*DIRECTIONS FOR THIS TASK*.
Copy out the records so that each line matches the original.

*RECORDS FOR PROCESSING*.

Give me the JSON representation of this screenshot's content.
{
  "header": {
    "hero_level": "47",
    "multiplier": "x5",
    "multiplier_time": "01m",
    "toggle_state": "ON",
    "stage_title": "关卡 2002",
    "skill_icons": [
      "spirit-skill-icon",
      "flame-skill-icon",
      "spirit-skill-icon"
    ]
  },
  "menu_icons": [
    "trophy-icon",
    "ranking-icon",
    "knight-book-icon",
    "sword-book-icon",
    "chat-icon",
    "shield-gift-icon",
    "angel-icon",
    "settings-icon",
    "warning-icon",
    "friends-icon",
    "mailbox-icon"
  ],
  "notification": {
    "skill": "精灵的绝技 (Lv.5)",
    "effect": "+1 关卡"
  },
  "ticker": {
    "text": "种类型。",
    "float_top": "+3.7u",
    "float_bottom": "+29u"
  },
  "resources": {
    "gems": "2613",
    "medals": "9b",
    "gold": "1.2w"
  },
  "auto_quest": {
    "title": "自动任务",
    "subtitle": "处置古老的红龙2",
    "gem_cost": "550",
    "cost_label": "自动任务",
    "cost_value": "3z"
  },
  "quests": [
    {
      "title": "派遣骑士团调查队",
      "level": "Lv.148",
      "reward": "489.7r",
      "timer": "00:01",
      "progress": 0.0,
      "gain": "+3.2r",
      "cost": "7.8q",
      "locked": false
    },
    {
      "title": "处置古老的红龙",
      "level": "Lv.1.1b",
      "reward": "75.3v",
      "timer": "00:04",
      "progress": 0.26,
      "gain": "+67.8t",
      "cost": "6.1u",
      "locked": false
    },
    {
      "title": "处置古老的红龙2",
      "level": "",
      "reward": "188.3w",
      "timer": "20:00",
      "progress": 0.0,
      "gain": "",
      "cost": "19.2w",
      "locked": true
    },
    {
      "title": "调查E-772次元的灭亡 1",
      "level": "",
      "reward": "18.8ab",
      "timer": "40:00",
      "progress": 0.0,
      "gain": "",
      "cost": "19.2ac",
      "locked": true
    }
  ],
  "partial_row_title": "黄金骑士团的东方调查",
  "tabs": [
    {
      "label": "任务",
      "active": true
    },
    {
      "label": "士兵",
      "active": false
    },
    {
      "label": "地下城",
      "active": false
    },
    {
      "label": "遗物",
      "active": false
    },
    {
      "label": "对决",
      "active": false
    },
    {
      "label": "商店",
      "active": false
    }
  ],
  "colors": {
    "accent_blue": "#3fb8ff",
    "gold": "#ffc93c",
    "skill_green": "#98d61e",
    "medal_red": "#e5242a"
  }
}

*SOLUTION TO THE PROBLEM*.
Give me the JSON representation of this screenshot's content.
{
  "header": {
    "hero_level": "47",
    "multiplier": "x5",
    "multiplier_time": "01m",
    "toggle_state": "ON",
    "stage_title": "关卡 2002",
    "skill_icons": [
      "spirit-skill-icon",
      "flame-skill-icon",
      "spirit-skill-icon"
    ]
  },
  "menu_icons": [
    "trophy-icon",
    "ranking-icon",
    "knight-book-icon",
    "sword-book-icon",
    "chat-icon",
    "shield-gift-icon",
    "angel-icon",
    "settings-icon",
    "warning-icon",
    "friends-icon",
    "mailbox-icon"
  ],
  "notification": {
    "skill": "精灵的绝技 (Lv.5)",
    "effect": "+1 关卡"
  },
  "ticker": {
    "text": "种类型。",
    "float_top": "+3.7u",
    "float_bottom": "+29u"
  },
  "resources": {
    "gems": "2613",
    "medals": "9b",
    "gold": "1.2w"
  },
  "auto_quest": {
    "title": "自动任务",
    "subtitle": "处置古老的红龙2",
    "gem_cost": "550",
    "cost_label": "自动任务",
    "cost_value": "3z"
  },
  "quests": [
    {
      "title": "派遣骑士团调查队",
      "level": "Lv.148",
      "reward": "489.7r",
      "timer": "00:01",
      "progress": 0.0,
      "gain": "+3.2r",
      "cost": "7.8q",
      "locked": false
    },
    {
      "title": "处置古老的红龙",
      "level": "Lv.1.1b",
      "reward": "75.3v",
      "timer": "00:04",
      "progress": 0.26,
      "gain": "+67.8t",
      "cost": "6.1u",
      "locked": false
    },
    {
      "title": "处置古老的红龙2",
      "level": "",
      "reward": "188.3w",
      "timer": "20:00",
      "progress": 0.0,
      "gain": "",
      "cost": "19.2w",
      "locked": true
    },
    {
      "title": "调查E-772次元的灭亡 1",
      "level": "",
      "reward": "18.8ab",
      "timer": "40:00",
      "progress": 0.0,
      "gain": "",
      "cost": "19.2ac",
      "locked": true
    }
  ],
  "partial_row_title": "黄金骑士团的东方调查",
  "tabs": [
    {
      "label": "任务",
      "active": true
    },
    {
      "label": "士兵",
      "active": false
    },
    {
      "label": "地下城",
      "active": false
    },
    {
      "label": "遗物",
      "active": false
    },
    {
      "label": "对决",
      "active": false
    },
    {
      "label": "商店",
      "active": false
    }
  ],
  "colors": {
    "accent_blue": "#3fb8ff",
    "gold": "#ffc93c",
    "skill_green": "#98d61e",
    "medal_red": "#e5242a"
  }
}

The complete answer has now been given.